Thomas Edison's Children
Like many contemporaries, Thomas Edison was the patriarch of a large family. Between his two wives, Mary and Mina, he fathered six children, a typical family size for the late nineteenth and early twentieth centuries. Edison was a famous and wealthy man and being his child was often a difficult experience. Edison’s long hours in the lab meant a lot of time spent away from the family. Besides, growing up in the great man’s shadow put pressure on the children to equal their father’s accomplishments.
Edison’s first child was a daughter, Marion, born in 1872. Edison affectionately called her “Dot,” a reference to Morse Code. Her younger brother, Thomas, Jr., was called “Dash.” Edison and Mary's third child, William, was born in 1878.
Mary Edison died in 1884, and Edison married 20-year old Mina Miller two years later. This marriage was difficult for some of Edison’s children to accept. Mina was closer in age to Marion then her husband and she had an uneasy and difficult relationship with her step-daughter. Marion felt displaced in the family by Edison’s young wife. The tension between Mina and Marion created a rift grew between Marion and her fatherl. Marion often felt neglected by her father. As a teenager she spent a lot of time in Europe and at one point developed smallpox, a serious, potentially fatal disease. Throughout the seven week duration of the illness, she received only two letters from her father. This type of indifference hurt Marion very much.
Mina became a stepmother to Edison’s three children, and she and the famous inventor had three children of her own: Madeleine (1888), Charles (1890), and Theodore (1898). Like all of Edison’s children, they were subject to high expectations, both from their father and society in general. Edison would have liked to see some of them follow in his footsteps as an inventor, and although some did try, they generally met with modest success.
As a young man Thomas Jr. (Dash) capitalized on the Edison name in a number of failed business ventures, such as the “Edison Junior Lamp,” a technology to generate electricity from ocean waves, and a company to make ordinary iron out of steel. He later sold the use of his name to companies he was not involved with at all, such as one selling a quack medical device called the Magno-Electric Vitalizer. He tried his hand at mushroom farming, but was a failure. His disappointed father harshly called him “absolutely illiterate scientifically and otherwise.”
William briefly studied science at Yale University, and later served in World War I. He was involved in several businesses, including an automobile repair shop in Washington, D.C., where he also invented some new designs for spark plugs. Unfortunately, William did not get along with his father, who said he had “brought the blush of shame” to his cheek many times. William later became a chicken farmer in New Jersey.
It has been said that the Edison child with the greatest aptitude for science and engineering was Madeleine.
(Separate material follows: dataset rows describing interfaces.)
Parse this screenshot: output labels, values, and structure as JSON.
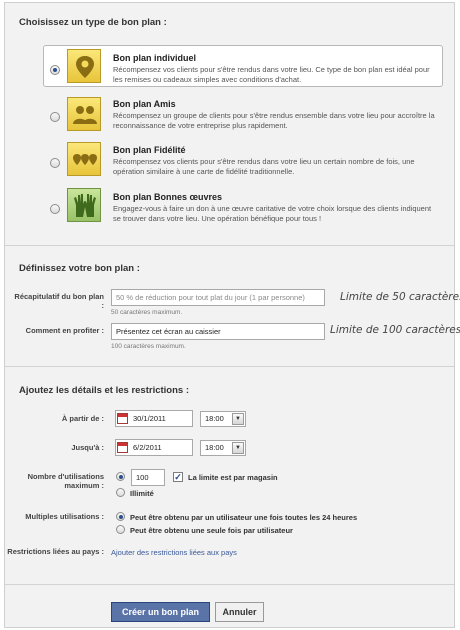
{
  "type_section": {
    "title": "Choisissez un type de bon plan :",
    "options": [
      {
        "name": "Bon plan individuel",
        "description": "Récompensez vos clients pour s'être rendus dans votre lieu. Ce type de bon plan est idéal pour les remises ou cadeaux simples avec conditions d'achat.",
        "icon": "map-pin-icon",
        "selected": true
      },
      {
        "name": "Bon plan Amis",
        "description": "Récompensez un groupe de clients pour s'être rendus ensemble dans votre lieu pour accroître la reconnaissance de votre entreprise plus rapidement.",
        "icon": "friends-icon",
        "selected": false
      },
      {
        "name": "Bon plan Fidélité",
        "description": "Récompensez vos clients pour s'être rendus dans votre lieu un certain nombre de fois, une opération similaire à une carte de fidélité traditionnelle.",
        "icon": "multiple-pins-icon",
        "selected": false
      },
      {
        "name": "Bon plan Bonnes œuvres",
        "description": "Engagez-vous à faire un don à une œuvre caritative de votre choix lorsque des clients indiquent se trouver dans votre lieu. Une opération bénéfique pour tous !",
        "icon": "raised-hands-icon",
        "selected": false
      }
    ]
  },
  "define_section": {
    "title": "Définissez votre bon plan :",
    "summary": {
      "label": "Récapitulatif du bon plan :",
      "placeholder": "50 % de réduction pour tout plat du jour (1 par personne)",
      "hint": "50 caractères maximum.",
      "limit_note": "Limite de 50 caractères"
    },
    "redeem": {
      "label": "Comment en profiter :",
      "value": "Présentez cet écran au caissier",
      "hint": "100 caractères maximum.",
      "limit_note": "Limite de 100 caractères"
    }
  },
  "details_section": {
    "title": "Ajoutez les détails et les restrictions :",
    "start": {
      "label": "À partir de :",
      "date": "30/1/2011",
      "time": "18:00"
    },
    "end": {
      "label": "Jusqu'à :",
      "date": "6/2/2011",
      "time": "18:00"
    },
    "max_uses": {
      "label": "Nombre d'utilisations maximum :",
      "value": "100",
      "per_store_label": "La limite est par magasin",
      "per_store_checked": true,
      "unlimited_label": "Illimité"
    },
    "multiple": {
      "label": "Multiples utilisations :",
      "option_24h": "Peut être obtenu par un utilisateur une fois toutes les 24 heures",
      "option_once": "Peut être obtenu une seule fois par utilisateur"
    },
    "country": {
      "label": "Restrictions liées au pays :",
      "link": "Ajouter des restrictions liées aux pays"
    }
  },
  "actions": {
    "create_label": "Créer un bon plan",
    "cancel_label": "Annuler"
  },
  "colors": {
    "accent": "#3b5998",
    "button_primary": "#5b74a8",
    "icon_yellow": "#f2d34f",
    "icon_green": "#a9cd7a"
  }
}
She was said to be quite sharp witted, and some have speculated that she might have followed in her father’s footsteps if women had been freer to pursue careers in science and engineering. Madeleine unsuccessfully ran for the U.S. Congress in 1938, and in the 1950s sat on the Board of Directors for the Western Union Company.
Of all the Edison children, Charles was the best known to the general public. In 1927, he took over the presidency of his father’s corporate organization, Thomas A. Edison Incorporated, and ran it until it was sold in 1959. Charles also entered public service. In 1940, he briefly served as Secretary of the Navy under President Franklin D. Roosevelt. During his time as Secretary of the Navy, he decided to try a career in politics, and served as governor of New Jersey from 1941 to 1944.
The one who followed most closely in Edison’s footsteps was his youngest son Theodore. He graduated from MIT in 1923 with a degree in physics. He worked as a laboratory assistant for Thomas A. Edison, Inc., and worked his way up to director of research and engineering. Later, he founded a company called Calibron Industries near the West Orange plant and began inventing on his own. He held 80 U.S patents by the time he died in 1992. Impressive, but it is only a small fraction of the 1093 held by his father.